Isolates sampling and morphological identification
Twenty isolates were collected from infected citrus fruit (Figure 1A) and studied morphologically using Simmons’  identification key. Seven isolates were selected for phylogenetic analysis (Table 1).
Isolates were cultured on PCA medium and incubated under 16 hours photoperiod at room temperature for 5-7 days (Figure 1B). Morphological characters including colony morphology, conidial size and branching patterns could not separate species. Our result corresponding to other researchers, that few morphological characters can differentiate small spored species within Alternaria species-group [18,23].
Seven isolates from black-rotted fruit were inoculated to Navel and Valencia cultivars in order to test pathogenicity. Twenty-one days post-inoculation disease severity was recorded according to 0 to 3 scale described by Peever et al. . Significant differences in mean disease rating were observed between cultivars (Figure 2). Disease severity was higher on Navel compared to Valencia. However, no significant isolate by cultivar interaction was observed. ANOVA of cultivar-isolate interactions and different isolates and cultivars are shown in table 2.
|Source||Degrees of Freedom||Sum of Squares||Mean Squares||F Value|
* P ≤ 0.05, Coefficient of variation=14.57%
Table 2: ANOVA of disease severity in cultivars (Navel and Valencia) interact with seven genotypes of Alternaria spp.
Our results agree with those of Brown and Eckert . Isolates Alt20 and Alt10 had highest and lowest disease severity on Navel (26.58 and 60.14%) and Valencia (14.61 and 46.02%), respectively.
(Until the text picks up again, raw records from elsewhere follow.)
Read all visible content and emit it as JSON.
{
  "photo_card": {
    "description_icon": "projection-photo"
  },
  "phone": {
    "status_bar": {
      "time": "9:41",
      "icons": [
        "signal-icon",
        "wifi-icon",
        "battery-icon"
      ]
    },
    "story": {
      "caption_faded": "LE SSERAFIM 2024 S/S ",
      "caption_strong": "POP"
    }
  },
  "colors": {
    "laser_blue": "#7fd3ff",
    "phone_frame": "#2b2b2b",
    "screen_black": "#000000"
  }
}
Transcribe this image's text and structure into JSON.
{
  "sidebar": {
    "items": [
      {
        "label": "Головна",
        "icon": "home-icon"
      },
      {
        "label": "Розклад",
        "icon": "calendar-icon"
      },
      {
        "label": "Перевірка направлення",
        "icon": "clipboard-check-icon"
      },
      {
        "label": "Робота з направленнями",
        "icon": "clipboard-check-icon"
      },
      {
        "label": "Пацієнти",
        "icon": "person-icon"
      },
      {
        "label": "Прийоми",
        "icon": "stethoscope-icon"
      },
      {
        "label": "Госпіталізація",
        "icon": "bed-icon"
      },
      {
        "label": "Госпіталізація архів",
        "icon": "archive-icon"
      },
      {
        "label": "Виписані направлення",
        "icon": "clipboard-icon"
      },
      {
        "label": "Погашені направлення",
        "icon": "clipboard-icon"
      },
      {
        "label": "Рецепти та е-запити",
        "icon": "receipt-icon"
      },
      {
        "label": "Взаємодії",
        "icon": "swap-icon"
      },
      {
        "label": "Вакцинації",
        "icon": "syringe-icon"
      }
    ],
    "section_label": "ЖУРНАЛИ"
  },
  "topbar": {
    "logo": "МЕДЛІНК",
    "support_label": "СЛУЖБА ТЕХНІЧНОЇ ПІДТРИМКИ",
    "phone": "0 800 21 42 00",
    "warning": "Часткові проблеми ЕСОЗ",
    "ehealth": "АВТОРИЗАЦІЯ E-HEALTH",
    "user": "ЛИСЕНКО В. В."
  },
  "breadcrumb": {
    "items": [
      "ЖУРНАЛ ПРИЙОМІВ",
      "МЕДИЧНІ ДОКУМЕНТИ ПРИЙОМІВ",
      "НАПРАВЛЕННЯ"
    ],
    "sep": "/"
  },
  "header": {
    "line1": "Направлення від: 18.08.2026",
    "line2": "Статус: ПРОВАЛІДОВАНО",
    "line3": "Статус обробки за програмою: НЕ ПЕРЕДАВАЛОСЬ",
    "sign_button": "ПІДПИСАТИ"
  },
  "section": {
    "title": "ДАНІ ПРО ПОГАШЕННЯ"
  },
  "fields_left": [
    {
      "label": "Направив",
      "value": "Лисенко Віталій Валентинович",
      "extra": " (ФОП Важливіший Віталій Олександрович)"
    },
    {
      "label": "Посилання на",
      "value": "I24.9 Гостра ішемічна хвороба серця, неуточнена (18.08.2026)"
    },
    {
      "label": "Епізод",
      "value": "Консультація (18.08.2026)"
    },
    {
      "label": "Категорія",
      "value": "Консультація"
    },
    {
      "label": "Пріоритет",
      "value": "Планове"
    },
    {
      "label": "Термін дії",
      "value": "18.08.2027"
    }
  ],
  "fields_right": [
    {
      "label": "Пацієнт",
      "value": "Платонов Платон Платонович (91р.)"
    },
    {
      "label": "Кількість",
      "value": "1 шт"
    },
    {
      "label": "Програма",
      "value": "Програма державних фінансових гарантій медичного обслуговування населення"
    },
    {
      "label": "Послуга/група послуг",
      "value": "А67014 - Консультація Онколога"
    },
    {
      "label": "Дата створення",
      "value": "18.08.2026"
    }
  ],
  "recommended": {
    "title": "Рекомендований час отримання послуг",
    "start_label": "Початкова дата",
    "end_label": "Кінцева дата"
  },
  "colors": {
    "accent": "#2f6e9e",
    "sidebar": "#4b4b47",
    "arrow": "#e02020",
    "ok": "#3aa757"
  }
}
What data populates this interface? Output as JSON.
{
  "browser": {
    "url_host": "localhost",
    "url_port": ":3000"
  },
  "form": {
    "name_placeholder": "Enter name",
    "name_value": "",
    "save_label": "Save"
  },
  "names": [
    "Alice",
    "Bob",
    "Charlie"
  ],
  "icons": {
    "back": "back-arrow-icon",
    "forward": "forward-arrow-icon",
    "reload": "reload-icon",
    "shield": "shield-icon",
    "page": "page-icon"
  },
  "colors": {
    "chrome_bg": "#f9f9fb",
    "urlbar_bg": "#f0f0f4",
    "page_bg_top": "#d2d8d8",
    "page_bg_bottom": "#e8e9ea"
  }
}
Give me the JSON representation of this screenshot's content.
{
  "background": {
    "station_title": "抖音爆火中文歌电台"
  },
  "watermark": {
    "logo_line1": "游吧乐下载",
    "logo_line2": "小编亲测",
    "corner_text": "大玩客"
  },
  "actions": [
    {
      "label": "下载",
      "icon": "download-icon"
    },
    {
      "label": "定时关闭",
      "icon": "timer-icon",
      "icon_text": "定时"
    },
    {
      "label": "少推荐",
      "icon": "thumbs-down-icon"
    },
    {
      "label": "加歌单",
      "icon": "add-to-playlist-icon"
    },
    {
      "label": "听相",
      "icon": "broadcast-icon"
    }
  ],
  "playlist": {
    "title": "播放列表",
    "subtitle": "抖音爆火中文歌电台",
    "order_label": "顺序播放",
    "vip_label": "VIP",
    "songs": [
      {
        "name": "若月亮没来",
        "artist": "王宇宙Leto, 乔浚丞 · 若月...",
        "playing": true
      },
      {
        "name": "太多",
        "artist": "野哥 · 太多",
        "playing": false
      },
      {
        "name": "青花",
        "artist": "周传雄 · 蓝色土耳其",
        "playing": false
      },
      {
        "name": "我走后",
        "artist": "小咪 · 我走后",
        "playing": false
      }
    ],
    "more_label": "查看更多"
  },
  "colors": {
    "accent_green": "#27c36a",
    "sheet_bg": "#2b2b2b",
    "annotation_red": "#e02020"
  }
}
Approximately 800 bp of an anonymous, non-coding region was sequenced for 7 isolates from black-rotted fruit in Iran. Sequenced data were analyzed by Mega 4.0 software and a consensus tree estimated. The consensus trees estimated for OPA10-2 locus was showed at figure 3.
Morphological characters were not a reliable predictor of phylogenetic lineage, a result similar to that observed by Andrew et al. . No association was found between morphological and phylogenetic data. We identified A. tenuissima as the causal agent of citrus black rot. A tenuissima introduce for the first time as causal agent of citrus black rot from Iran.
The results showed that (Figure 3), ALT2, ALT4 and ALT10 grouped with A. gaisen and A. limoniasperae but they were not supported well and were non stable in different trees. Also, ALT20 placed in the clade of A. citrimacularis and A. citriarbusti. Its situation was changed in different trees. ALT6 was designated as A. tenuissima in the most parsimonious trees. The isolates ALT8 and ALT9 grouped together, separately from other clades in most parsimonious trees. It suggested that both of them belong to different species.
Morphological distinguish within small-spored Alternaria species is a taxonomic problem and Rapid identification need to determine species name. Meanwhile, molecular and morphological characters should be considered together . Phylogenetic classification of small-spored Alternaria species associated with citrus black rot in Iran needs to complementary studies with more isolates and more sequence data from other genome loci.
The authors deeply thank Dr. Tobin Peever from the Department of Plant Pathology, Washington State University, for helpful suggestions and answering numerous questions. We also thank M.Sc. Hossein Taheri for sending isolate from Iran Citrus Research Institute (RAMSAR).